■ **INSTRUCTIONS TO FOLLOW**:
All of the entries below should be copied exactly as they appear.

■ **DATA IN THIS EXERCISE**:
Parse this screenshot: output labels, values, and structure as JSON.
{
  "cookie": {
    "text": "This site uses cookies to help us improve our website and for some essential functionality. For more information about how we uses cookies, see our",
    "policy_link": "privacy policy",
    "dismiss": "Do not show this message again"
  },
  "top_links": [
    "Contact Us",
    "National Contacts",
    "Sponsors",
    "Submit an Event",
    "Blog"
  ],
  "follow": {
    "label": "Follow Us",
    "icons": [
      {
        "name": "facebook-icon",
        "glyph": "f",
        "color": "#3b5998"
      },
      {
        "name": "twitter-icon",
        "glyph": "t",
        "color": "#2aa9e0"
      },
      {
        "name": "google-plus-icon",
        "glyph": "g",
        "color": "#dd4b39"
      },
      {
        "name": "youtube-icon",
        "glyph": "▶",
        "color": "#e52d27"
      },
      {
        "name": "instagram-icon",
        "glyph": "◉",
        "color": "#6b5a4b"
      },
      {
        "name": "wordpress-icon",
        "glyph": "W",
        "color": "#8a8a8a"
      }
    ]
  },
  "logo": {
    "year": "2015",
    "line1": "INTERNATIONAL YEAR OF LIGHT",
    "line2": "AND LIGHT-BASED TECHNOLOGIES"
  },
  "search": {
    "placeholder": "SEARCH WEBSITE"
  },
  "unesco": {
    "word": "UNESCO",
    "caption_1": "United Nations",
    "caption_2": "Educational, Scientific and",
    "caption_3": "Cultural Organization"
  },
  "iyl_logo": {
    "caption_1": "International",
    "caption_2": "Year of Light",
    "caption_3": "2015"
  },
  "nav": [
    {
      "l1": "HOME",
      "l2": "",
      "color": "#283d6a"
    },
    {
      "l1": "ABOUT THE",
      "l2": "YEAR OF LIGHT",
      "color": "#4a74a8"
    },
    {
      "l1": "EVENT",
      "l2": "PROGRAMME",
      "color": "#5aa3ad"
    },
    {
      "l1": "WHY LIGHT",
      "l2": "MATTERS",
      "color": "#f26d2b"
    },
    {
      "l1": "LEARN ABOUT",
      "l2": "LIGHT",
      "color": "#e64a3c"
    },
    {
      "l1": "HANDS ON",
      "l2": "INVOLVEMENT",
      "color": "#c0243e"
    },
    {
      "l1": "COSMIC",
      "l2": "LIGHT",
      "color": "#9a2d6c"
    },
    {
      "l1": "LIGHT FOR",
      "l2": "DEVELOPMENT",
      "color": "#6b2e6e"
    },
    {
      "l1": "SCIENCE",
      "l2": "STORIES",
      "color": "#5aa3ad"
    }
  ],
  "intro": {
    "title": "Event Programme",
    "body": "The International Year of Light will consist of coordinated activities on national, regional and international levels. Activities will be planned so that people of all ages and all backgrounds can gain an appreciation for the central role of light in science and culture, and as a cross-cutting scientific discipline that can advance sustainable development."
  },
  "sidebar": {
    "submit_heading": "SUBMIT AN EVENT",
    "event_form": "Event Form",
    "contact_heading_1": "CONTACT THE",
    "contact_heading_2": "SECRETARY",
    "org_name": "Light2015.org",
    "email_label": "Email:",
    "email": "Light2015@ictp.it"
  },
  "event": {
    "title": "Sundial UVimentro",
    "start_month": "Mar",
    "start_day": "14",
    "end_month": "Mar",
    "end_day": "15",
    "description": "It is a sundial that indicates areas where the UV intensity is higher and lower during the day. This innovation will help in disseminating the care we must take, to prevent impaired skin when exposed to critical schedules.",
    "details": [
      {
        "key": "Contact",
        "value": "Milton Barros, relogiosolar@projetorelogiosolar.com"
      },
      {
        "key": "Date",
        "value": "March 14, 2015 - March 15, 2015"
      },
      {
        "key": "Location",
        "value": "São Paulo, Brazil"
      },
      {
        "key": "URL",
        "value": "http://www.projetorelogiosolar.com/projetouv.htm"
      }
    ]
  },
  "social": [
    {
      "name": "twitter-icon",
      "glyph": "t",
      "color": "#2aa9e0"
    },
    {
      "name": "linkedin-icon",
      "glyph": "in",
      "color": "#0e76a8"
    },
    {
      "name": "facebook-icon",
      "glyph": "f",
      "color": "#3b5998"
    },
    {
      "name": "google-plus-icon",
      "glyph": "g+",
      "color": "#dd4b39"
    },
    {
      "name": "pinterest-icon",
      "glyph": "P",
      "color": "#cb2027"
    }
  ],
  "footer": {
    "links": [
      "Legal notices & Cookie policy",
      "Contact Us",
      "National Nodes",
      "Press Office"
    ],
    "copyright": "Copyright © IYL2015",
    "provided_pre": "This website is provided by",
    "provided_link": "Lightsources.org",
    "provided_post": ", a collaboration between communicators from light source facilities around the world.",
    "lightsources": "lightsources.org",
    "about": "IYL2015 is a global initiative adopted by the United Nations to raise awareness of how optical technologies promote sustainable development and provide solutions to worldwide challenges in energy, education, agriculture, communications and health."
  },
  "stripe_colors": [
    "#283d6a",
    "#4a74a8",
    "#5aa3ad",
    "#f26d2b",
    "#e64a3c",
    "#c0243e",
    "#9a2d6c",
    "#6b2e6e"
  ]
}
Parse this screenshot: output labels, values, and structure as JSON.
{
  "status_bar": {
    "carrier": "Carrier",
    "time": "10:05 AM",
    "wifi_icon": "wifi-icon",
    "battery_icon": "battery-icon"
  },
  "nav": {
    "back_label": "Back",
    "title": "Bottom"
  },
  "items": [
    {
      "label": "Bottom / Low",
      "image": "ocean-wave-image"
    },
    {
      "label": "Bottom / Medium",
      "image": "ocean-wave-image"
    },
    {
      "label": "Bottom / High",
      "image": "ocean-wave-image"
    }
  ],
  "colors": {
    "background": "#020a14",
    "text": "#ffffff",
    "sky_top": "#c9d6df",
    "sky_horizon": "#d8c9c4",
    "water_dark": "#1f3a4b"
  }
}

■ **PROBLEM SOLUTION**:
Parse this screenshot: output labels, values, and structure as JSON.
{
  "cookie": {
    "text": "This site uses cookies to help us improve our website and for some essential functionality. For more information about how we uses cookies, see our",
    "policy_link": "privacy policy",
    "dismiss": "Do not show this message again"
  },
  "top_links": [
    "Contact Us",
    "National Contacts",
    "Sponsors",
    "Submit an Event",
    "Blog"
  ],
  "follow": {
    "label": "Follow Us",
    "icons": [
      {
        "name": "facebook-icon",
        "glyph": "f",
        "color": "#3b5998"
      },
      {
        "name": "twitter-icon",
        "glyph": "t",
        "color": "#2aa9e0"
      },
      {
        "name": "google-plus-icon",
        "glyph": "g",
        "color": "#dd4b39"
      },
      {
        "name": "youtube-icon",
        "glyph": "▶",
        "color": "#e52d27"
      },
      {
        "name": "instagram-icon",
        "glyph": "◉",
        "color": "#6b5a4b"
      },
      {
        "name": "wordpress-icon",
        "glyph": "W",
        "color": "#8a8a8a"
      }
    ]
  },
  "logo": {
    "year": "2015",
    "line1": "INTERNATIONAL YEAR OF LIGHT",
    "line2": "AND LIGHT-BASED TECHNOLOGIES"
  },
  "search": {
    "placeholder": "SEARCH WEBSITE"
  },
  "unesco": {
    "word": "UNESCO",
    "caption_1": "United Nations",
    "caption_2": "Educational, Scientific and",
    "caption_3": "Cultural Organization"
  },
  "iyl_logo": {
    "caption_1": "International",
    "caption_2": "Year of Light",
    "caption_3": "2015"
  },
  "nav": [
    {
      "l1": "HOME",
      "l2": "",
      "color": "#283d6a"
    },
    {
      "l1": "ABOUT THE",
      "l2": "YEAR OF LIGHT",
      "color": "#4a74a8"
    },
    {
      "l1": "EVENT",
      "l2": "PROGRAMME",
      "color": "#5aa3ad"
    },
    {
      "l1": "WHY LIGHT",
      "l2": "MATTERS",
      "color": "#f26d2b"
    },
    {
      "l1": "LEARN ABOUT",
      "l2": "LIGHT",
      "color": "#e64a3c"
    },
    {
      "l1": "HANDS ON",
      "l2": "INVOLVEMENT",
      "color": "#c0243e"
    },
    {
      "l1": "COSMIC",
      "l2": "LIGHT",
      "color": "#9a2d6c"
    },
    {
      "l1": "LIGHT FOR",
      "l2": "DEVELOPMENT",
      "color": "#6b2e6e"
    },
    {
      "l1": "SCIENCE",
      "l2": "STORIES",
      "color": "#5aa3ad"
    }
  ],
  "intro": {
    "title": "Event Programme",
    "body": "The International Year of Light will consist of coordinated activities on national, regional and international levels. Activities will be planned so that people of all ages and all backgrounds can gain an appreciation for the central role of light in science and culture, and as a cross-cutting scientific discipline that can advance sustainable development."
  },
  "sidebar": {
    "submit_heading": "SUBMIT AN EVENT",
    "event_form": "Event Form",
    "contact_heading_1": "CONTACT THE",
    "contact_heading_2": "SECRETARY",
    "org_name": "Light2015.org",
    "email_label": "Email:",
    "email": "Light2015@ictp.it"
  },
  "event": {
    "title": "Sundial UVimentro",
    "start_month": "Mar",
    "start_day": "14",
    "end_month": "Mar",
    "end_day": "15",
    "description": "It is a sundial that indicates areas where the UV intensity is higher and lower during the day. This innovation will help in disseminating the care we must take, to prevent impaired skin when exposed to critical schedules.",
    "details": [
      {
        "key": "Contact",
        "value": "Milton Barros, relogiosolar@projetorelogiosolar.com"
      },
      {
        "key": "Date",
        "value": "March 14, 2015 - March 15, 2015"
      },
      {
        "key": "Location",
        "value": "São Paulo, Brazil"
      },
      {
        "key": "URL",
        "value": "http://www.projetorelogiosolar.com/projetouv.htm"
      }
    ]
  },
  "social": [
    {
      "name": "twitter-icon",
      "glyph": "t",
      "color": "#2aa9e0"
    },
    {
      "name": "linkedin-icon",
      "glyph": "in",
      "color": "#0e76a8"
    },
    {
      "name": "facebook-icon",
      "glyph": "f",
      "color": "#3b5998"
    },
    {
      "name": "google-plus-icon",
      "glyph": "g+",
      "color": "#dd4b39"
    },
    {
      "name": "pinterest-icon",
      "glyph": "P",
      "color": "#cb2027"
    }
  ],
  "footer": {
    "links": [
      "Legal notices & Cookie policy",
      "Contact Us",
      "National Nodes",
      "Press Office"
    ],
    "copyright": "Copyright © IYL2015",
    "provided_pre": "This website is provided by",
    "provided_link": "Lightsources.org",
    "provided_post": ", a collaboration between communicators from light source facilities around the world.",
    "lightsources": "lightsources.org",
    "about": "IYL2015 is a global initiative adopted by the United Nations to raise awareness of how optical technologies promote sustainable development and provide solutions to worldwide challenges in energy, education, agriculture, communications and health."
  },
  "stripe_colors": [
    "#283d6a",
    "#4a74a8",
    "#5aa3ad",
    "#f26d2b",
    "#e64a3c",
    "#c0243e",
    "#9a2d6c",
    "#6b2e6e"
  ]
}
Parse this screenshot: output labels, values, and structure as JSON.
{
  "status_bar": {
    "carrier": "Carrier",
    "time": "10:05 AM",
    "wifi_icon": "wifi-icon",
    "battery_icon": "battery-icon"
  },
  "nav": {
    "back_label": "Back",
    "title": "Bottom"
  },
  "items": [
    {
      "label": "Bottom / Low",
      "image": "ocean-wave-image"
    },
    {
      "label": "Bottom / Medium",
      "image": "ocean-wave-image"
    },
    {
      "label": "Bottom / High",
      "image": "ocean-wave-image"
    }
  ],
  "colors": {
    "background": "#020a14",
    "text": "#ffffff",
    "sky_top": "#c9d6df",
    "sky_horizon": "#d8c9c4",
    "water_dark": "#1f3a4b"
  }
}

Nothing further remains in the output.